The phrase “rule them with a rod of iron” is a Biblical phrase used twice in the Book of  Revelation – see verses 2:27 and 12:5 – and a variation is in the Old Testament in Psalm 2:9, which says “Thou shalt break them with a rod of iron.” In both Late War and the Bible, the rod of iron is a weapon, probably used to smack people over the head.  Nowhere in the Book of Mormon do we find a seven-word quote from “Late War,” so the Biblical “rule them with a rod of iron” becomes merely “rod of iron.” And, furthermore, Lehi’s rod of iron is some kind of a long handrail used to guide people through mists of darkness toward the Tree of Life, utterly unlike a rod of iron you rule people with, and with no head-smacking in sight.

Three identical words; two completely unrelated concepts.
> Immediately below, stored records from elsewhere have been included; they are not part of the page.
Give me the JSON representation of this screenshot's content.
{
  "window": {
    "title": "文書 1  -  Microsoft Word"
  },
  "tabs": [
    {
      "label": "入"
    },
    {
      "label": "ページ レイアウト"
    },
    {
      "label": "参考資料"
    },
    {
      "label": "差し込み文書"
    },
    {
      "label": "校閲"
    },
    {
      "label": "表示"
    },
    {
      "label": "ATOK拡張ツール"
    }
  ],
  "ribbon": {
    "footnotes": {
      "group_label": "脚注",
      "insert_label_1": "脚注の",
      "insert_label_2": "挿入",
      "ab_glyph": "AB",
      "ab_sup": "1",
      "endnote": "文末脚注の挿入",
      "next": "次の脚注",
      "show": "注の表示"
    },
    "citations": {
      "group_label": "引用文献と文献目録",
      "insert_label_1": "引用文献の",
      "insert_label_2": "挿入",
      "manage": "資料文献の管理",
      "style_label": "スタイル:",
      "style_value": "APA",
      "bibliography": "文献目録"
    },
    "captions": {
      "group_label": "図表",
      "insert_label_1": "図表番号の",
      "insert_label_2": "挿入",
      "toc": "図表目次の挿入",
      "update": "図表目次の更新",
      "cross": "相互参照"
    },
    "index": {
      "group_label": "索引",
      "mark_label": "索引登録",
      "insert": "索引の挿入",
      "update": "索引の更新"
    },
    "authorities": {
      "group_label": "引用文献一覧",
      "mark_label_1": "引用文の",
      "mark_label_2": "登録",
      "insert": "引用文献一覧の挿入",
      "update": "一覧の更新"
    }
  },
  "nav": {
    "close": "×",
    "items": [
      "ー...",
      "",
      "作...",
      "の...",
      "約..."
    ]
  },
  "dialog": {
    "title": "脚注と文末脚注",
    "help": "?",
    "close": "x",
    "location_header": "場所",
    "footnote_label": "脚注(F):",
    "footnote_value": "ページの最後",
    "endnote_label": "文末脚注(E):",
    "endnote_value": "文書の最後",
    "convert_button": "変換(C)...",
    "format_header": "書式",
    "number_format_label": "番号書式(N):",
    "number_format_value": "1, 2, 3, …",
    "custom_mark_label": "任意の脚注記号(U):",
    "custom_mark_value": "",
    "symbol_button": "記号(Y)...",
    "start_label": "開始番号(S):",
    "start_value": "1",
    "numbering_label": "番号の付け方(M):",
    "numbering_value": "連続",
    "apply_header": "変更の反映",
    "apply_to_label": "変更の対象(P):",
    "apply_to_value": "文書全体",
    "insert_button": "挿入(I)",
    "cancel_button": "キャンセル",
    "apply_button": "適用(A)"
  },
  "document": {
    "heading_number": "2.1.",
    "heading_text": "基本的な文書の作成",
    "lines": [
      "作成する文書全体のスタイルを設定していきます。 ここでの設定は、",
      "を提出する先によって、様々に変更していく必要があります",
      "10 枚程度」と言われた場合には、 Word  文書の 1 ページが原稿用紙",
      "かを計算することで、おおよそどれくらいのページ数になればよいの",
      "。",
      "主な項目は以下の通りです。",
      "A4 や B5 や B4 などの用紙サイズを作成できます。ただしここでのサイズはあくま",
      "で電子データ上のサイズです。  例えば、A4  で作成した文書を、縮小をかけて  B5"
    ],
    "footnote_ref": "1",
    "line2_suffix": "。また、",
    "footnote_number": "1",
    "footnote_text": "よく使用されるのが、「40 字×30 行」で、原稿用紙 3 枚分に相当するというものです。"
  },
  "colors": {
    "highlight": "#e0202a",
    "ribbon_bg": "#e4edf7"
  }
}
Yet we’re supposed to presume this where Joseph got the idea for Lehi’s “rod of iron?” That’s just goofy.

There’s also a great deal in this list that’s disingenuous on its face. For instance, in an attempt to beef up the list, you cite “false Indian prophets” and “three Indian prophets” as two separate parallels, likely in the hopes that readers will equate the one with the wicked Korihor or Nehor, and the other with the righteous Three Nephites. But the reality is that the “false Indian prophets” and the “three Indian prophets” are one and the same – three “savages” executed in cold blood after being hunted down on the field of battle. It’s not a story with any clear parallel in the Book of Mormon, and certainly it has nothing to do with the Three Nephites, who, as we all know, are still at large, changing tires.

This web page outlines very clearly and simply just how phenomenally unlikely it is that so many common rare phrases and themes could be found between these books without the Late War having had some influence on the Book of Mormon.

Whereas this web page outlines very clearly and simply why your web page is bunk.

Anyone can punt to other webpages to make their arguments for them. What this demonstrates, again, is that you are passing along someone else’s work without actually examining it, which, short of plagiarism, is the worst thing any scholar can do.

(At least, the worst thing in terms of scholarship, that is. Killing people would be worse. Probably.)

Former BYU Library Bibliographic Dept. Chairman and antique book specialist Rick Grunder states in his analysis of The Late War (p.770) 

“The presence of Hebraisms and other striking parallels in a popular children’s textbook (Late War), on the other hand – so close to Joseph Smith in his youth – must sober our perspective.” – p.770

When you offered this quote from the good Mr. Gruber in your previous version of your reply, you didn’t provide his credentials, and it was clear that he was the sole author of this deeply flawed study and the only source for this accusation against the Book of Mormon.

Here, you slather on the BYU cred and imply that “his analysis” is something other than the website and analysis upon which you’ve based this entire accusation. You seem to be making an attempt to hold up Gruber as a faithful, Church-approved source verifying someone else’s conclusions. That’s misleading, and it gives the illusion that more people than just this one guy think that these weak Late War parallels merit any concern whatsoever. Which they don’t.

The next bogus candidate for plagiarism appears in our next installment.  In the meantime, take a look at the Canonizer camps below. If you think I’m completely wrong, you can join a camp that says so – or create one of your own!